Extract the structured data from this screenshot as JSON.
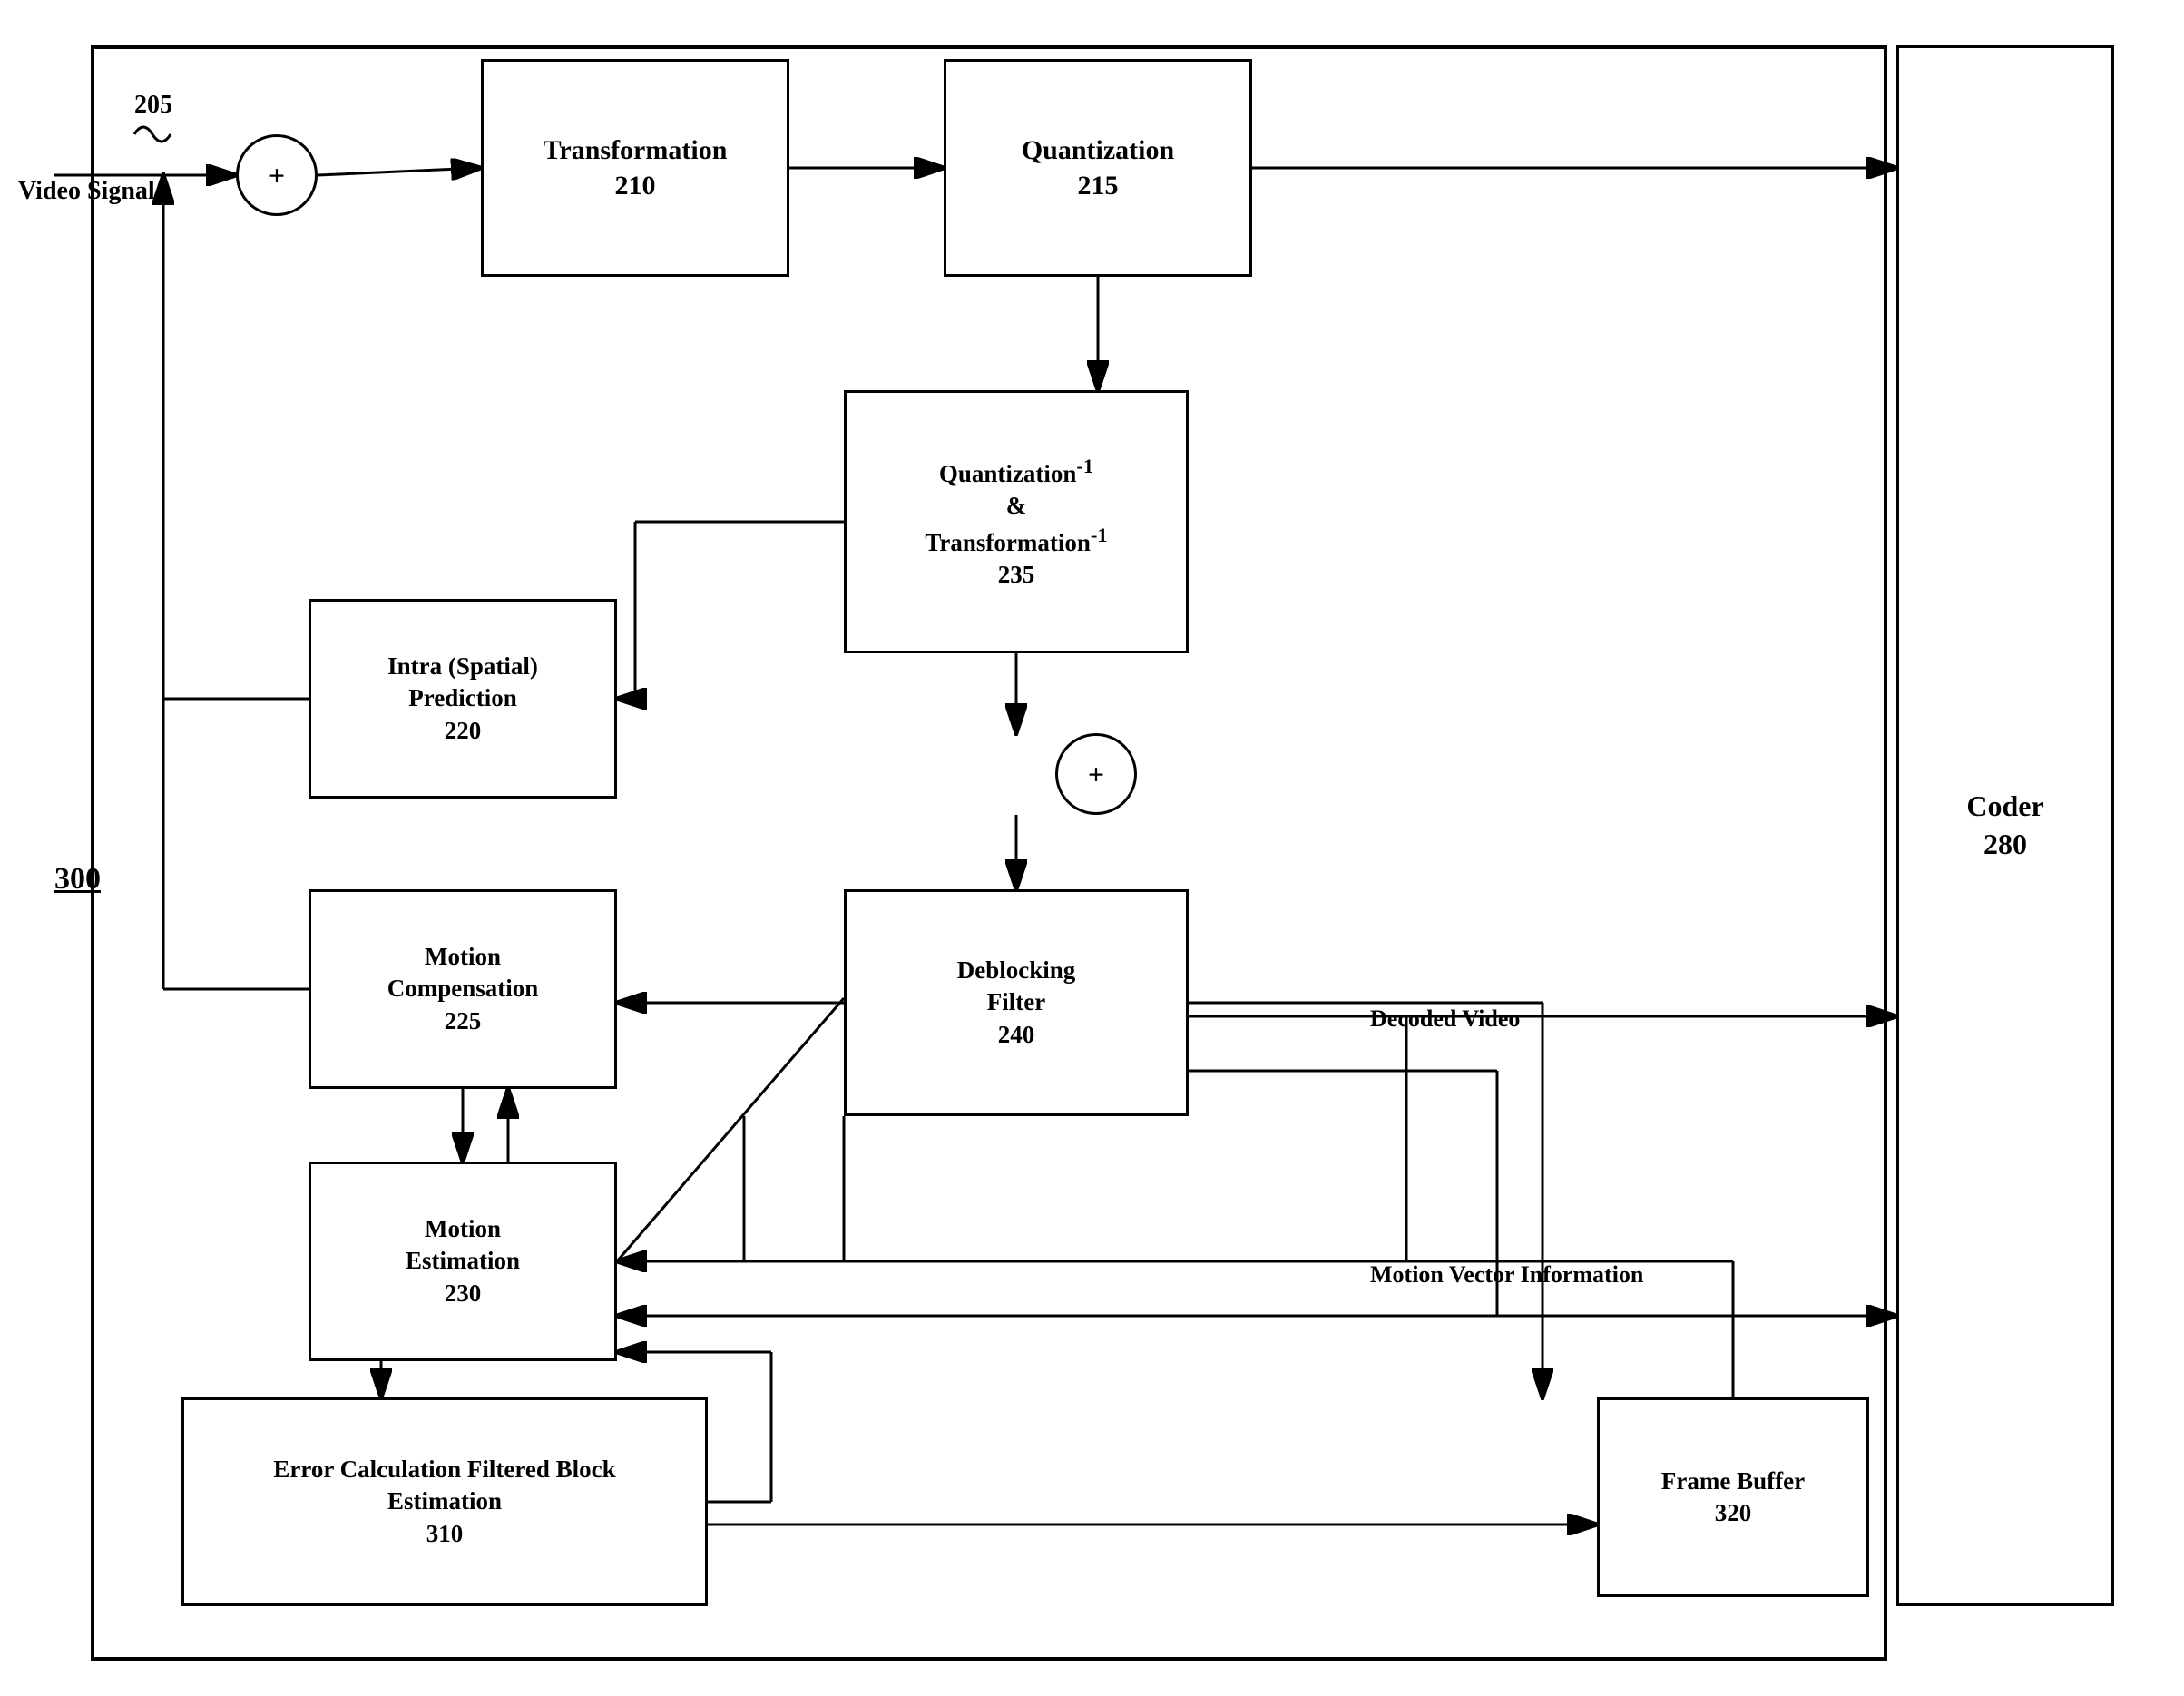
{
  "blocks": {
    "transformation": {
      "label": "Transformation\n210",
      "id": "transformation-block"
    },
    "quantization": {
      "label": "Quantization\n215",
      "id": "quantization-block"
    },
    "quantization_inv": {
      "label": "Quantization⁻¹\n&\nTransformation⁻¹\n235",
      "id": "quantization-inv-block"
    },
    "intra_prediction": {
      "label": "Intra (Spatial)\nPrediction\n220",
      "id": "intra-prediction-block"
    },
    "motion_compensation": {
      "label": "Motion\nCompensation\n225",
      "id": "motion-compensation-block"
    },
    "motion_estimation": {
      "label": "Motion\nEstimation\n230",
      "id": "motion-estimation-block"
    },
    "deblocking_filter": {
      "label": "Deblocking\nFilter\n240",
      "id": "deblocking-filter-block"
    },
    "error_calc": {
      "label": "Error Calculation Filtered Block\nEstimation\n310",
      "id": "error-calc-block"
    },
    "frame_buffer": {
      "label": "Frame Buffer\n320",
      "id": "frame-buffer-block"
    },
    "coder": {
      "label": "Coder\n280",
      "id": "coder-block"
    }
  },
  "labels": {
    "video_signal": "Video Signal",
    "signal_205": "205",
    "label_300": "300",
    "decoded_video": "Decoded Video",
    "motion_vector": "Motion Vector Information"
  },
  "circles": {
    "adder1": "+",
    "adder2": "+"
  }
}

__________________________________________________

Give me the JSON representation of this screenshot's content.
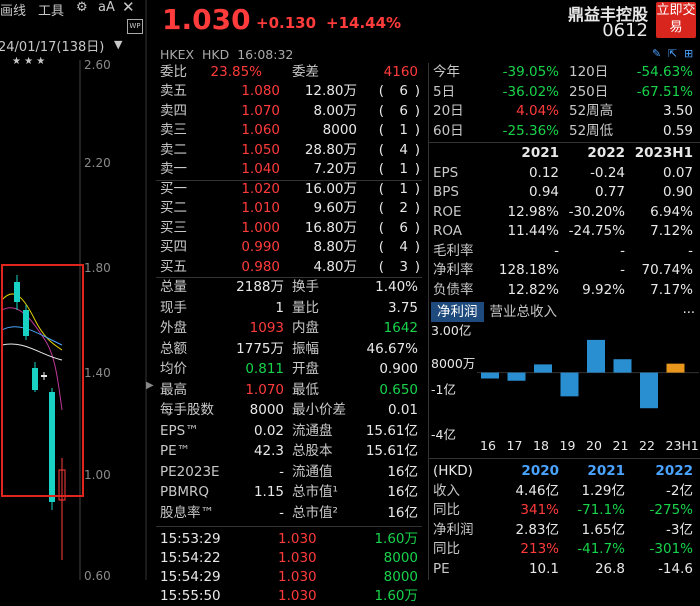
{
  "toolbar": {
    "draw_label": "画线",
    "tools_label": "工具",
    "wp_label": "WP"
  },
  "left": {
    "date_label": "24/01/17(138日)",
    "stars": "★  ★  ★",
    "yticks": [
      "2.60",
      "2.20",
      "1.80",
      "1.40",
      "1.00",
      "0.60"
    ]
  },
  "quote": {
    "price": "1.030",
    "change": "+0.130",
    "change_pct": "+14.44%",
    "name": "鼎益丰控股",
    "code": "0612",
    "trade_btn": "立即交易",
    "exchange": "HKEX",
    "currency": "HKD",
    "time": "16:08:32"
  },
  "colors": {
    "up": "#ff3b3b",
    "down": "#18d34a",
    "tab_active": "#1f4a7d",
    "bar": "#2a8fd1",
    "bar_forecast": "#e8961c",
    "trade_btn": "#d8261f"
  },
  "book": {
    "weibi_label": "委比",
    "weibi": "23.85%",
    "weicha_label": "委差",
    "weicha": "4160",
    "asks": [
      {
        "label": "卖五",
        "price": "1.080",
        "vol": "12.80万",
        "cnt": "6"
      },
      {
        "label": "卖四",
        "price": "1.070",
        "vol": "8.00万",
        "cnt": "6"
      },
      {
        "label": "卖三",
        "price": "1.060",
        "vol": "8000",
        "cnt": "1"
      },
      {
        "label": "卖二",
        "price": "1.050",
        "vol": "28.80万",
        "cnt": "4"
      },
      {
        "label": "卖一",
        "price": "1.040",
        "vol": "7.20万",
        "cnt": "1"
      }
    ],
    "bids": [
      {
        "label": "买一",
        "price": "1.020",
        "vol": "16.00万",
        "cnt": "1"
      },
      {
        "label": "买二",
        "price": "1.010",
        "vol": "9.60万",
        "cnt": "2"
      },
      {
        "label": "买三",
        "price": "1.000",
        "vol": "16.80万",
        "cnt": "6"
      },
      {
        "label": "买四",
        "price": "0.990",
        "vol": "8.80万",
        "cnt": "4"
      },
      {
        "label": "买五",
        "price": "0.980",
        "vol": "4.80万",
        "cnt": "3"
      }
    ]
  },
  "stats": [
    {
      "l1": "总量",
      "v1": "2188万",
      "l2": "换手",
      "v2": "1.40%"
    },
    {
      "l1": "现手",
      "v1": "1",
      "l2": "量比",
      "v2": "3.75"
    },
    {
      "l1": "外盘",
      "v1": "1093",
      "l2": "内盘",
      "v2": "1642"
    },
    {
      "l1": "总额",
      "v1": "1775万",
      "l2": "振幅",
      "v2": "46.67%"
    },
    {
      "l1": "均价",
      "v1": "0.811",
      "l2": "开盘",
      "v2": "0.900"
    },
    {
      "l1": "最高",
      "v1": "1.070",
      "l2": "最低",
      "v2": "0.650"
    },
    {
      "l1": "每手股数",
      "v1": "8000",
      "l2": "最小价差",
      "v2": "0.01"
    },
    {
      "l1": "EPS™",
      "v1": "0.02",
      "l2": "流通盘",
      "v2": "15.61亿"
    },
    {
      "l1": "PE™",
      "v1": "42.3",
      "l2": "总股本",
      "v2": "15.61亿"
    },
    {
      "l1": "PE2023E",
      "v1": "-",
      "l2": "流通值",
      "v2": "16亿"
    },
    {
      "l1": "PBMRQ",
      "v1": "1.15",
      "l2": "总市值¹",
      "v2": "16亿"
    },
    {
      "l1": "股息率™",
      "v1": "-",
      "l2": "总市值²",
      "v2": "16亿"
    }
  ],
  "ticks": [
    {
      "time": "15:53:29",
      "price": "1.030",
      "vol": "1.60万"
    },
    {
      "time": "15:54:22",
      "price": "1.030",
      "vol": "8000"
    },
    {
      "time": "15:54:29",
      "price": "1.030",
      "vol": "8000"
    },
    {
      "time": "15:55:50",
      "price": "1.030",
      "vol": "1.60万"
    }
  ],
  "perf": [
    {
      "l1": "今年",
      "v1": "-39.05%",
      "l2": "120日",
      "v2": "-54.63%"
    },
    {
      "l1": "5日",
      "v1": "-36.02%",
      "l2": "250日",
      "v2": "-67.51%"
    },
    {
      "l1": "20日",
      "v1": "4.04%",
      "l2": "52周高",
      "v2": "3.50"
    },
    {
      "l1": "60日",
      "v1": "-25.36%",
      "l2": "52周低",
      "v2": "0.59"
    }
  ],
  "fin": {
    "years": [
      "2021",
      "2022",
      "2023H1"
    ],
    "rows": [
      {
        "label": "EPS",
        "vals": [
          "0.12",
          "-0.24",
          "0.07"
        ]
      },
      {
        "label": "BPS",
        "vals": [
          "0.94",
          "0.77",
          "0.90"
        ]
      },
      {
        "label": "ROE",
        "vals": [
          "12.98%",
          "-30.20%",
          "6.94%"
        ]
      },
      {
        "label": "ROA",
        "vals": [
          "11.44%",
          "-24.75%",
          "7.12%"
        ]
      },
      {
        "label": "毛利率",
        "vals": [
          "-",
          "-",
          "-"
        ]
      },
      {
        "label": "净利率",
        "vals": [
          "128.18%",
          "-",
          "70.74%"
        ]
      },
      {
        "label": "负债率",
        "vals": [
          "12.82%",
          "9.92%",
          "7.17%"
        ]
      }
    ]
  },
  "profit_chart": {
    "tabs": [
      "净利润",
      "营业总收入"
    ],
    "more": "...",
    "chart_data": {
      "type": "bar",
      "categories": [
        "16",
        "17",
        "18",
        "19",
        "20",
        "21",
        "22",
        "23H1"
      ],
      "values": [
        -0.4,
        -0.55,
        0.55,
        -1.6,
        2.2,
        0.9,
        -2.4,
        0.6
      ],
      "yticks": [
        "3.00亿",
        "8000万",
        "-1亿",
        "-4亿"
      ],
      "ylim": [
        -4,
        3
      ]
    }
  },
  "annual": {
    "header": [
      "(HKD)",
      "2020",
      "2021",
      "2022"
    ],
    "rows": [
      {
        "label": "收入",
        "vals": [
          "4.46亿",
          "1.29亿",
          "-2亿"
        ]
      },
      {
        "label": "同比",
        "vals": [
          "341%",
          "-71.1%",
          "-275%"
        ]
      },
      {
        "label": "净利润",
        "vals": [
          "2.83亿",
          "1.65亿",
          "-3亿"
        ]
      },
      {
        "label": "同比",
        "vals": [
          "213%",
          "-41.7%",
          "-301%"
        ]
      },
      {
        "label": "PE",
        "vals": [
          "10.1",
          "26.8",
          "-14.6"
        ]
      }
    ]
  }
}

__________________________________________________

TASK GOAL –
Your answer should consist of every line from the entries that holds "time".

EXERCISE RESPONSE –
    "time": "16:08:32"
      "time": "15:53:29",
      "time": "15:54:22",
      "time": "15:54:29",
      "time": "15:55:50",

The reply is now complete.